Return each entry unchanged.

Stored data entries:
--------------------
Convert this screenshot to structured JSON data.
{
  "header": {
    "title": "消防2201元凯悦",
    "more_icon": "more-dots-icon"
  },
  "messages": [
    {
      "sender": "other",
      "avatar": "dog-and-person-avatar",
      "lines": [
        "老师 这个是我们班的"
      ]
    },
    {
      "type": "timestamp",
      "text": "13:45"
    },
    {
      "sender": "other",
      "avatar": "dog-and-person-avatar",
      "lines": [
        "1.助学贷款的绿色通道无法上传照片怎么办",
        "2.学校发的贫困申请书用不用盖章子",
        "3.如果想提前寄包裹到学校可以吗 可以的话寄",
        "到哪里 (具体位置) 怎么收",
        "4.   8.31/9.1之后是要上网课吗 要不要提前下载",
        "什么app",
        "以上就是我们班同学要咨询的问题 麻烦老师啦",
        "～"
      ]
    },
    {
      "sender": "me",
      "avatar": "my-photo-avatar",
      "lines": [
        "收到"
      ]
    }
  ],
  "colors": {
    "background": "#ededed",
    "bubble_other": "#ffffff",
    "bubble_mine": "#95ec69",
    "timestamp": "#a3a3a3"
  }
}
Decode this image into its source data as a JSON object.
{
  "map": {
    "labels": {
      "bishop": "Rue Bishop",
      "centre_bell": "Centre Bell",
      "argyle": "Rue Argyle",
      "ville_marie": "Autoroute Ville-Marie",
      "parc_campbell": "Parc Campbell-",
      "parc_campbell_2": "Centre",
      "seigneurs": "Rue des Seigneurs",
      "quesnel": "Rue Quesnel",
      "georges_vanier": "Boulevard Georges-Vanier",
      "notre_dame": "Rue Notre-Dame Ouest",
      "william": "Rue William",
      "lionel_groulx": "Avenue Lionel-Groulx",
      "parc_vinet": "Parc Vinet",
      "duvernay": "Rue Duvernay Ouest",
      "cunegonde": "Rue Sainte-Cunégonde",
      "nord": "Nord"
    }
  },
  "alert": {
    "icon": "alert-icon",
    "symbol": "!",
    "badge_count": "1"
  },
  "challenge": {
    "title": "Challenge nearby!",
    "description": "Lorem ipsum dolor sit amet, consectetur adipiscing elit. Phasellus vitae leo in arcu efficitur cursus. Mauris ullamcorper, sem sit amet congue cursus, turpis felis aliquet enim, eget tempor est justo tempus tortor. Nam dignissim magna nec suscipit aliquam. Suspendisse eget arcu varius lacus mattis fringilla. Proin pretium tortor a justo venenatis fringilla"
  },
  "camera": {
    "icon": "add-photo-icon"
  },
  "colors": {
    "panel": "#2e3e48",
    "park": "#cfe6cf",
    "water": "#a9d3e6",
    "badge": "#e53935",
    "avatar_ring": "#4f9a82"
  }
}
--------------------
### ANSWER SECTION
Convert this screenshot to structured JSON data.
{
  "header": {
    "title": "消防2201元凯悦",
    "more_icon": "more-dots-icon"
  },
  "messages": [
    {
      "sender": "other",
      "avatar": "dog-and-person-avatar",
      "lines": [
        "老师 这个是我们班的"
      ]
    },
    {
      "type": "timestamp",
      "text": "13:45"
    },
    {
      "sender": "other",
      "avatar": "dog-and-person-avatar",
      "lines": [
        "1.助学贷款的绿色通道无法上传照片怎么办",
        "2.学校发的贫困申请书用不用盖章子",
        "3.如果想提前寄包裹到学校可以吗 可以的话寄",
        "到哪里 (具体位置) 怎么收",
        "4.   8.31/9.1之后是要上网课吗 要不要提前下载",
        "什么app",
        "以上就是我们班同学要咨询的问题 麻烦老师啦",
        "～"
      ]
    },
    {
      "sender": "me",
      "avatar": "my-photo-avatar",
      "lines": [
        "收到"
      ]
    }
  ],
  "colors": {
    "background": "#ededed",
    "bubble_other": "#ffffff",
    "bubble_mine": "#95ec69",
    "timestamp": "#a3a3a3"
  }
}
Decode this image into its source data as a JSON object.
{
  "map": {
    "labels": {
      "bishop": "Rue Bishop",
      "centre_bell": "Centre Bell",
      "argyle": "Rue Argyle",
      "ville_marie": "Autoroute Ville-Marie",
      "parc_campbell": "Parc Campbell-",
      "parc_campbell_2": "Centre",
      "seigneurs": "Rue des Seigneurs",
      "quesnel": "Rue Quesnel",
      "georges_vanier": "Boulevard Georges-Vanier",
      "notre_dame": "Rue Notre-Dame Ouest",
      "william": "Rue William",
      "lionel_groulx": "Avenue Lionel-Groulx",
      "parc_vinet": "Parc Vinet",
      "duvernay": "Rue Duvernay Ouest",
      "cunegonde": "Rue Sainte-Cunégonde",
      "nord": "Nord"
    }
  },
  "alert": {
    "icon": "alert-icon",
    "symbol": "!",
    "badge_count": "1"
  },
  "challenge": {
    "title": "Challenge nearby!",
    "description": "Lorem ipsum dolor sit amet, consectetur adipiscing elit. Phasellus vitae leo in arcu efficitur cursus. Mauris ullamcorper, sem sit amet congue cursus, turpis felis aliquet enim, eget tempor est justo tempus tortor. Nam dignissim magna nec suscipit aliquam. Suspendisse eget arcu varius lacus mattis fringilla. Proin pretium tortor a justo venenatis fringilla"
  },
  "camera": {
    "icon": "add-photo-icon"
  },
  "colors": {
    "panel": "#2e3e48",
    "park": "#cfe6cf",
    "water": "#a9d3e6",
    "badge": "#e53935",
    "avatar_ring": "#4f9a82"
  }
}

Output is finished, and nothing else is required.